» **Instructions for the task**
An exact copy of every record below is what's needed here.

» **Information supplied**
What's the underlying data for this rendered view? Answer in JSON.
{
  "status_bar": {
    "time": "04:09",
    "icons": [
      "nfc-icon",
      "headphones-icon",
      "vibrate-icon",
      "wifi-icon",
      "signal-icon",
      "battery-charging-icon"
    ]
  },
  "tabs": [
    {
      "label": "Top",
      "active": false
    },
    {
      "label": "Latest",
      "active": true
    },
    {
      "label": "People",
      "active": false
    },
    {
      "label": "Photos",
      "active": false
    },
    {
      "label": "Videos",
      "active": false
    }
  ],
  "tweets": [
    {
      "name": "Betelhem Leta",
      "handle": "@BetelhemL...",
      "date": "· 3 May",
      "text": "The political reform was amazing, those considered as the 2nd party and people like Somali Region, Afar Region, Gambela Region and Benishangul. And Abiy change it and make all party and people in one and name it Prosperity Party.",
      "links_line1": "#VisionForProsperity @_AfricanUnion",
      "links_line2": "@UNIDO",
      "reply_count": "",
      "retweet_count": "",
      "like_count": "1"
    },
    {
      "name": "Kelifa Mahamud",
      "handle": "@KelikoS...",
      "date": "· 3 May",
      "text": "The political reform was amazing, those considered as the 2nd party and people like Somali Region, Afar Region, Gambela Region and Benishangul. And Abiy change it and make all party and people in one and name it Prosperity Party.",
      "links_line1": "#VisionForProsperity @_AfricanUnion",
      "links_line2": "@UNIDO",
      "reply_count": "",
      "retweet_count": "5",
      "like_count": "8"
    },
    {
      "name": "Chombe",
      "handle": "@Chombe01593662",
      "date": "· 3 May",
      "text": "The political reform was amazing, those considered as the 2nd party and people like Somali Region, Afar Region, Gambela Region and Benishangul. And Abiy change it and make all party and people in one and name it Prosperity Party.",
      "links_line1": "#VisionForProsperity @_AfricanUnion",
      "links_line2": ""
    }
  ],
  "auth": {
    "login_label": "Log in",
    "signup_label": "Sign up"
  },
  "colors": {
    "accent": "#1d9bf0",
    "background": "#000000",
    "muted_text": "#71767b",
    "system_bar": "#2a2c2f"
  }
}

» **Answer for the task**
What's the underlying data for this rendered view? Answer in JSON.
{
  "status_bar": {
    "time": "04:09",
    "icons": [
      "nfc-icon",
      "headphones-icon",
      "vibrate-icon",
      "wifi-icon",
      "signal-icon",
      "battery-charging-icon"
    ]
  },
  "tabs": [
    {
      "label": "Top",
      "active": false
    },
    {
      "label": "Latest",
      "active": true
    },
    {
      "label": "People",
      "active": false
    },
    {
      "label": "Photos",
      "active": false
    },
    {
      "label": "Videos",
      "active": false
    }
  ],
  "tweets": [
    {
      "name": "Betelhem Leta",
      "handle": "@BetelhemL...",
      "date": "· 3 May",
      "text": "The political reform was amazing, those considered as the 2nd party and people like Somali Region, Afar Region, Gambela Region and Benishangul. And Abiy change it and make all party and people in one and name it Prosperity Party.",
      "links_line1": "#VisionForProsperity @_AfricanUnion",
      "links_line2": "@UNIDO",
      "reply_count": "",
      "retweet_count": "",
      "like_count": "1"
    },
    {
      "name": "Kelifa Mahamud",
      "handle": "@KelikoS...",
      "date": "· 3 May",
      "text": "The political reform was amazing, those considered as the 2nd party and people like Somali Region, Afar Region, Gambela Region and Benishangul. And Abiy change it and make all party and people in one and name it Prosperity Party.",
      "links_line1": "#VisionForProsperity @_AfricanUnion",
      "links_line2": "@UNIDO",
      "reply_count": "",
      "retweet_count": "5",
      "like_count": "8"
    },
    {
      "name": "Chombe",
      "handle": "@Chombe01593662",
      "date": "· 3 May",
      "text": "The political reform was amazing, those considered as the 2nd party and people like Somali Region, Afar Region, Gambela Region and Benishangul. And Abiy change it and make all party and people in one and name it Prosperity Party.",
      "links_line1": "#VisionForProsperity @_AfricanUnion",
      "links_line2": ""
    }
  ],
  "auth": {
    "login_label": "Log in",
    "signup_label": "Sign up"
  },
  "colors": {
    "accent": "#1d9bf0",
    "background": "#000000",
    "muted_text": "#71767b",
    "system_bar": "#2a2c2f"
  }
}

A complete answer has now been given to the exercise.